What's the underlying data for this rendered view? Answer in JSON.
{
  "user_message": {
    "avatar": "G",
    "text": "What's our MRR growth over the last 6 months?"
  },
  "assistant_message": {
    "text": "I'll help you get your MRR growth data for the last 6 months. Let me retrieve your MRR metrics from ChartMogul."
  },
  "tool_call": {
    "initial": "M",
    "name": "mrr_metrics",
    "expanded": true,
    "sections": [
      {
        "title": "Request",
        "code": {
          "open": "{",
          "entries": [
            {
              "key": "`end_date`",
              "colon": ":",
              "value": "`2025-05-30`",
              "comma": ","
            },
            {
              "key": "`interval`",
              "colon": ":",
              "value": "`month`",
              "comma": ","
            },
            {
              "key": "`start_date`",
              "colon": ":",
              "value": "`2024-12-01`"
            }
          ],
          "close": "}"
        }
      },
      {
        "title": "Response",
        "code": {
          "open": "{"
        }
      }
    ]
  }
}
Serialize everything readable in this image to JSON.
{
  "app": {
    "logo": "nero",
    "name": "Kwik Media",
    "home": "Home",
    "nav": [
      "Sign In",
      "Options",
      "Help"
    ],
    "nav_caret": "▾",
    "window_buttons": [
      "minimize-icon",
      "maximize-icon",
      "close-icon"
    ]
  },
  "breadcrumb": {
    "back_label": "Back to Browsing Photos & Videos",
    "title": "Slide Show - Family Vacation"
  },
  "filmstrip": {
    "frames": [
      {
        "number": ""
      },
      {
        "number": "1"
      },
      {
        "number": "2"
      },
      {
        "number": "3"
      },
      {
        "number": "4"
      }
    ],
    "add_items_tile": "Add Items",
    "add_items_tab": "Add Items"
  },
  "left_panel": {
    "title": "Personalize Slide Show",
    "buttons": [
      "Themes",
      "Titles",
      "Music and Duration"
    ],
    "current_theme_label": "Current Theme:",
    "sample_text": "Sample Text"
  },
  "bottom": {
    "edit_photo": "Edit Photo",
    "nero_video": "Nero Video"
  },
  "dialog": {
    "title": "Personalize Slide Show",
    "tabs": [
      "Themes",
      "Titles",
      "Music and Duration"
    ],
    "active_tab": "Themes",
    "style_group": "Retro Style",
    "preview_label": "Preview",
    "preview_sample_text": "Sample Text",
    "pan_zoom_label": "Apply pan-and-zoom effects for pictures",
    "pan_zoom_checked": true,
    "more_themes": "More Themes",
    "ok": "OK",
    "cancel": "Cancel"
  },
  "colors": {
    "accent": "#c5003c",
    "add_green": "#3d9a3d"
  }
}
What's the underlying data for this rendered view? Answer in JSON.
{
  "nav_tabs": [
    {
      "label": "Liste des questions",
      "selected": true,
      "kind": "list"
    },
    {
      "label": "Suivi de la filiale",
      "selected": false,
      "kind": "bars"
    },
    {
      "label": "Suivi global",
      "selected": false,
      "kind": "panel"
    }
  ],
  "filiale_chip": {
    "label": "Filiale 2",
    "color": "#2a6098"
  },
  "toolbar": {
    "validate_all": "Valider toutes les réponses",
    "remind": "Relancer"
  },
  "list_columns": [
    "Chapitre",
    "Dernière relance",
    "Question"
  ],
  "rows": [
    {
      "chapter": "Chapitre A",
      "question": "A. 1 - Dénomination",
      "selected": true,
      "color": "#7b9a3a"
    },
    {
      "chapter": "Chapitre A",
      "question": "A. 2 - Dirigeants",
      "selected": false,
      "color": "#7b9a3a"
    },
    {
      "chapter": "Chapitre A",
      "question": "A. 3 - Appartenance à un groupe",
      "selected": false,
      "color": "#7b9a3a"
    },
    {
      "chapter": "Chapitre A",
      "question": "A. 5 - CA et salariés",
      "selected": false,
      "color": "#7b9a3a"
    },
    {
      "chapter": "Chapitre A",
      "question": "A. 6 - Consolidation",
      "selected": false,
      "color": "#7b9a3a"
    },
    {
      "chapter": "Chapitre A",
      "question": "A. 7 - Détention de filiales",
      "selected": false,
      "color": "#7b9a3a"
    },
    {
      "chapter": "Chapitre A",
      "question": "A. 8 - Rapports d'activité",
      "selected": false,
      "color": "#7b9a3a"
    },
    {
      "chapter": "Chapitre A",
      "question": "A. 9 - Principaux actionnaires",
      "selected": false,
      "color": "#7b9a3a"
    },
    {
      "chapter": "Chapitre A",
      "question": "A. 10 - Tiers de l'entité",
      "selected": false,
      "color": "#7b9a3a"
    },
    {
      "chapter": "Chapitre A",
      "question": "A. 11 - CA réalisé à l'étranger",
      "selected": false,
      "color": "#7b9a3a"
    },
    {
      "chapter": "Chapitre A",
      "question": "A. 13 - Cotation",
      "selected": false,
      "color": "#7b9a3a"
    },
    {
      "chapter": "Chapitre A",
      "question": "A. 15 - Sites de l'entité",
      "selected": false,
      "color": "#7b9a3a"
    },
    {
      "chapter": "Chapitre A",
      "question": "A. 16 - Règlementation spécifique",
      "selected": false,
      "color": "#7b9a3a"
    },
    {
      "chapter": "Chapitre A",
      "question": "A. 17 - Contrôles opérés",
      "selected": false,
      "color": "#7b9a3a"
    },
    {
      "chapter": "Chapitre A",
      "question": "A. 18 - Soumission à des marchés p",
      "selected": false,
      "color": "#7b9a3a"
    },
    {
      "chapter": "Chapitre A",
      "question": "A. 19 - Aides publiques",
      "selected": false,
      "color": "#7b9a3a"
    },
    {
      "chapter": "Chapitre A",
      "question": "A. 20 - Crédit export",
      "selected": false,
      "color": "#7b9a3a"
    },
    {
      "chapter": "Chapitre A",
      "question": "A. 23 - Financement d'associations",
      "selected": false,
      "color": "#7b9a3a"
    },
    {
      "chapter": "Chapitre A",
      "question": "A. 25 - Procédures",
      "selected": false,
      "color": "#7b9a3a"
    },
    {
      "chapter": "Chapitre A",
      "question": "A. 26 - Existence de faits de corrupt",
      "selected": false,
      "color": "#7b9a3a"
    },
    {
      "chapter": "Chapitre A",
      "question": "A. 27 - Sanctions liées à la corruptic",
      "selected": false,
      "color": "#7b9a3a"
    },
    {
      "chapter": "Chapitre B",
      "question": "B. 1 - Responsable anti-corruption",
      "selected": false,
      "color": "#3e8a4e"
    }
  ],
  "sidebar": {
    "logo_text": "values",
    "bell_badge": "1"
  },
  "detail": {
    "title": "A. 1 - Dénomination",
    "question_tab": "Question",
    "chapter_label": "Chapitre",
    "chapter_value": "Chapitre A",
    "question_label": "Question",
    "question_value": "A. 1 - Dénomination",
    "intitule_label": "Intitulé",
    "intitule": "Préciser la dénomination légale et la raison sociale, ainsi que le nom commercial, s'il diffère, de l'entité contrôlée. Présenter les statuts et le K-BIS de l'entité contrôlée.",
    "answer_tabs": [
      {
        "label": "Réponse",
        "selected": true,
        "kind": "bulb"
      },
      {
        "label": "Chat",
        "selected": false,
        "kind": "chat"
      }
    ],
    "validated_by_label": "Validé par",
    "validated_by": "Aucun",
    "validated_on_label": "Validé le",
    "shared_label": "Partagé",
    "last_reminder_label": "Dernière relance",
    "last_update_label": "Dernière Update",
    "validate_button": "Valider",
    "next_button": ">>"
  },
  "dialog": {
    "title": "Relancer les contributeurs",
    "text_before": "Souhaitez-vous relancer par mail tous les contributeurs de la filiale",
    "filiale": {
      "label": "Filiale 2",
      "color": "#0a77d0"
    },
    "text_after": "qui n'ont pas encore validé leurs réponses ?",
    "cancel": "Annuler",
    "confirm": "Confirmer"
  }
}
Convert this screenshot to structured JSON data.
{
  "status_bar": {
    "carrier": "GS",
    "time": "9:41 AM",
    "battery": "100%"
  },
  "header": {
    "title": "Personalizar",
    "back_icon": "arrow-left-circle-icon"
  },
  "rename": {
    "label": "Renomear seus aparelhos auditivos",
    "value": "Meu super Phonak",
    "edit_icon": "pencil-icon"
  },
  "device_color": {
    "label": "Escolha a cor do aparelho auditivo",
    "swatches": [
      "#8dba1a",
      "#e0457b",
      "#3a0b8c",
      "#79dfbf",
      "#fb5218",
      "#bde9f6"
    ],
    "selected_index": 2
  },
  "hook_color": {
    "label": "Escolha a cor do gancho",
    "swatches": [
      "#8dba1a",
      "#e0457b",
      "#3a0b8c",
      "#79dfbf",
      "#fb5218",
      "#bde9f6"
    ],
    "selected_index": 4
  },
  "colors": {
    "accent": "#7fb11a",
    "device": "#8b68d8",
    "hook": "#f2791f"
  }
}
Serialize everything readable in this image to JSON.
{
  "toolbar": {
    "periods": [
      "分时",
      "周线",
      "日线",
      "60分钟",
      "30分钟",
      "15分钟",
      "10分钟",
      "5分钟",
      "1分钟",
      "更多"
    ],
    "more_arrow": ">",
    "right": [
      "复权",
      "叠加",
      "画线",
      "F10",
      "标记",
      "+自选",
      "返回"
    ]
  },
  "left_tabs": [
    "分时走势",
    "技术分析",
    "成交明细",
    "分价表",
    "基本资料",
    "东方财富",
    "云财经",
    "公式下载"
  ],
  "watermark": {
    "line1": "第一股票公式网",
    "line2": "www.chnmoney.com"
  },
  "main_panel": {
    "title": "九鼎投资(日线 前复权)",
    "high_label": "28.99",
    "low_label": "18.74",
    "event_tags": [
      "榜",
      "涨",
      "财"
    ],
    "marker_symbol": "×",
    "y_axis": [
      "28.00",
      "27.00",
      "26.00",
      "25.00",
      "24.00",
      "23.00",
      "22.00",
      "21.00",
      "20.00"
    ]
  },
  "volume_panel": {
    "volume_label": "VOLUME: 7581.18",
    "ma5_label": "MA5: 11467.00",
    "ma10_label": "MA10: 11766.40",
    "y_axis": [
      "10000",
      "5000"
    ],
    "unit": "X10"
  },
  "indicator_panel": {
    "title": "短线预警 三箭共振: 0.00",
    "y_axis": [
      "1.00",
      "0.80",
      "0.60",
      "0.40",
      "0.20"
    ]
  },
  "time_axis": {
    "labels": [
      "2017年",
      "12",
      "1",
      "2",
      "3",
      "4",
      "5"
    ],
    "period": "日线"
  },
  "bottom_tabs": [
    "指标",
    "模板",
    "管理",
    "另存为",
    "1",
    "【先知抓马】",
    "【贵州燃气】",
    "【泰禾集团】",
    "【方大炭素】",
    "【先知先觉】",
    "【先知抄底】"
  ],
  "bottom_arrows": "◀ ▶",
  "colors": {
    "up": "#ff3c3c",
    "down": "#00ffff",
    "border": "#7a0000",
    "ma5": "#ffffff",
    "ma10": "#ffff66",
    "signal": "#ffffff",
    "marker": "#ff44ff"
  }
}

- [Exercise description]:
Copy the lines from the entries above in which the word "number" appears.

- [Expected answer]:
        "number": ""
        "number": "1"
        "number": "2"
        "number": "3"
        "number": "4"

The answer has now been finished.